DESCRIPTION OF THE TASK: Which lines of the records contain the word "label"? Show each of them.

Excerpts from an interface dataset:
——————
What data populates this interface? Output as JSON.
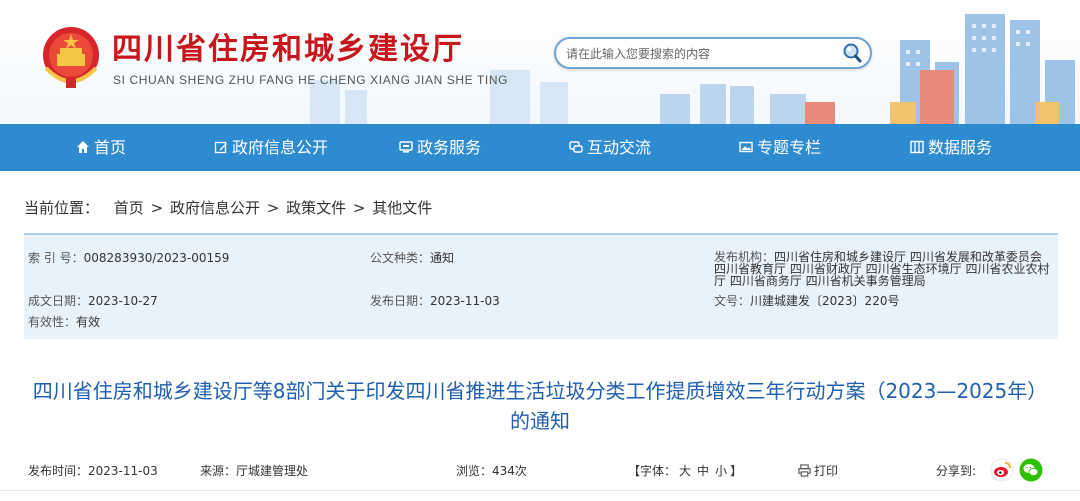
{
  "site": {
    "title": "四川省住房和城乡建设厅",
    "pinyin": "SI CHUAN SHENG ZHU FANG HE CHENG XIANG JIAN SHE TING"
  },
  "search": {
    "placeholder": "请在此输入您要搜索的内容"
  },
  "nav": {
    "items": [
      {
        "label": "首页",
        "icon": "home-icon"
      },
      {
        "label": "政府信息公开",
        "icon": "edit-icon"
      },
      {
        "label": "政务服务",
        "icon": "monitor-icon"
      },
      {
        "label": "互动交流",
        "icon": "chat-icon"
      },
      {
        "label": "专题专栏",
        "icon": "image-icon"
      },
      {
        "label": "数据服务",
        "icon": "grid-icon"
      }
    ]
  },
  "breadcrumb": {
    "label": "当前位置：",
    "items": [
      "首页",
      "政府信息公开",
      "政策文件",
      "其他文件"
    ],
    "separator": ">"
  },
  "meta": {
    "index_key": "索 引 号：",
    "index_val": "008283930/2023-00159",
    "type_key": "公文种类：",
    "type_val": "通知",
    "org_key": "发布机构：",
    "org_val": "四川省住房和城乡建设厅 四川省发展和改革委员会 四川省教育厅 四川省财政厅 四川省生态环境厅 四川省农业农村厅 四川省商务厅 四川省机关事务管理局",
    "created_key": "成文日期：",
    "created_val": "2023-10-27",
    "published_key": "发布日期：",
    "published_val": "2023-11-03",
    "docno_key": "文号：",
    "docno_val": "川建城建发〔2023〕220号",
    "validity_key": "有效性：",
    "validity_val": "有效"
  },
  "article": {
    "title": "四川省住房和城乡建设厅等8部门关于印发四川省推进生活垃圾分类工作提质增效三年行动方案（2023—2025年）的通知"
  },
  "info": {
    "pubtime": "发布时间：2023-11-03",
    "source": "来源：厅城建管理处",
    "views": "浏览：434次",
    "font_open": "【字体：",
    "font_big": "大",
    "font_mid": "中",
    "font_small": "小",
    "font_close": "】",
    "print": "打印",
    "share": "分享到:"
  },
  "colors": {
    "brand_red": "#c8161d",
    "nav_blue": "#2f8bd0",
    "title_blue": "#1f5fb0",
    "meta_bg": "#e7f2fb"
  }
}
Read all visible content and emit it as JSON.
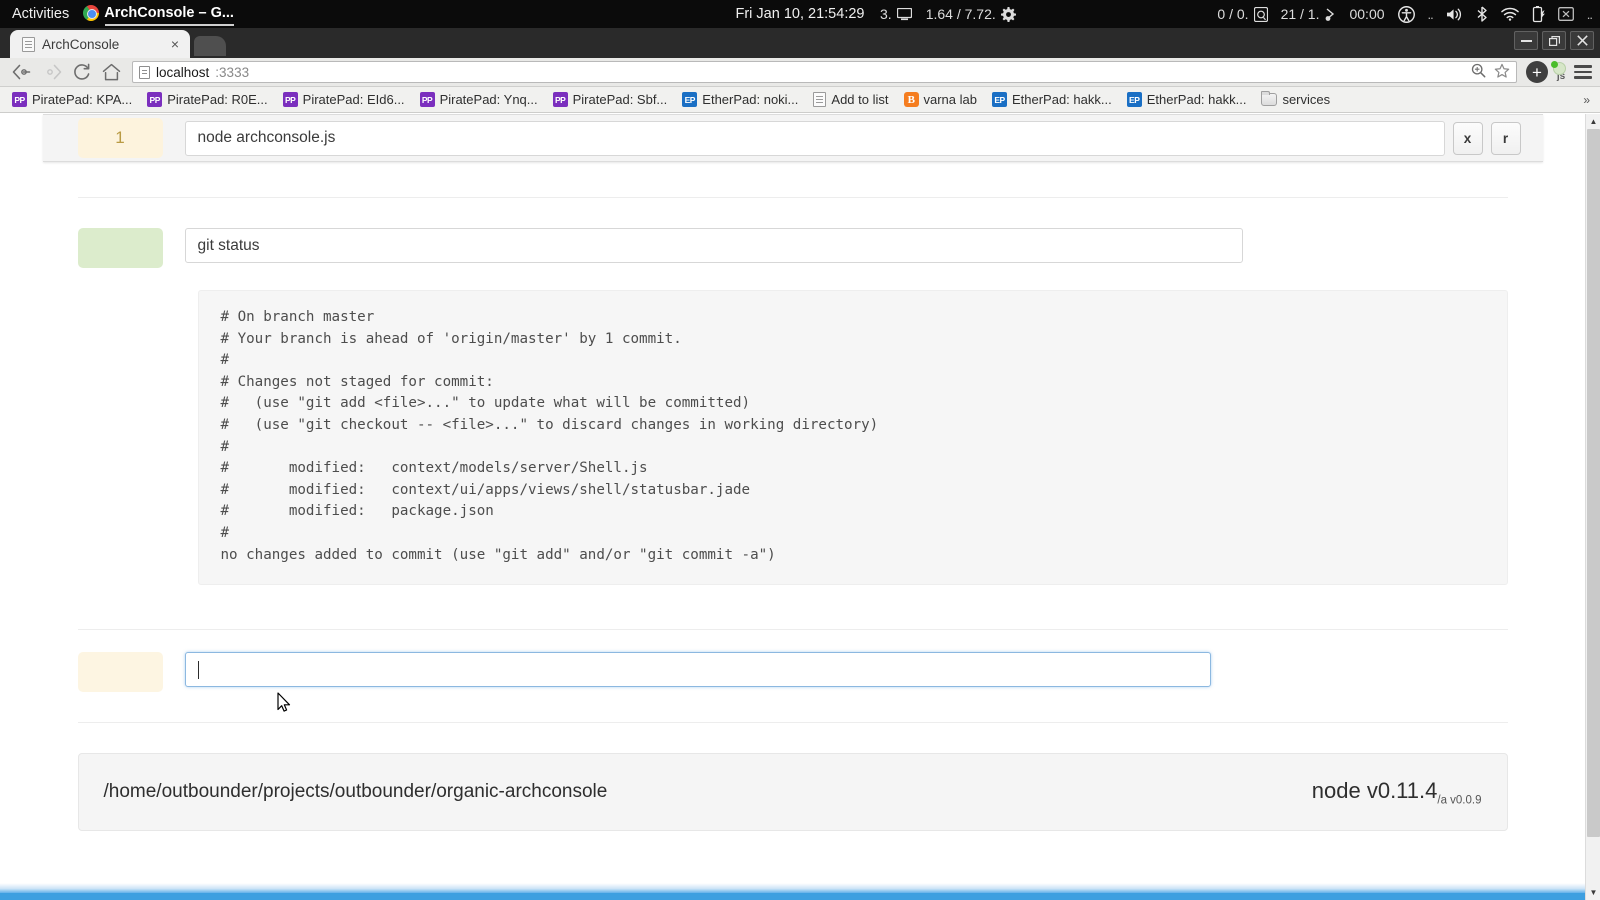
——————
EXERCISE RESPONSE:
        "label": "首页",
        "label": "政府信息公开",
        "label": "政务服务",
        "label": "互动交流",
        "label": "专题专栏",
        "label": "数据服务",
    "label": "当前位置：",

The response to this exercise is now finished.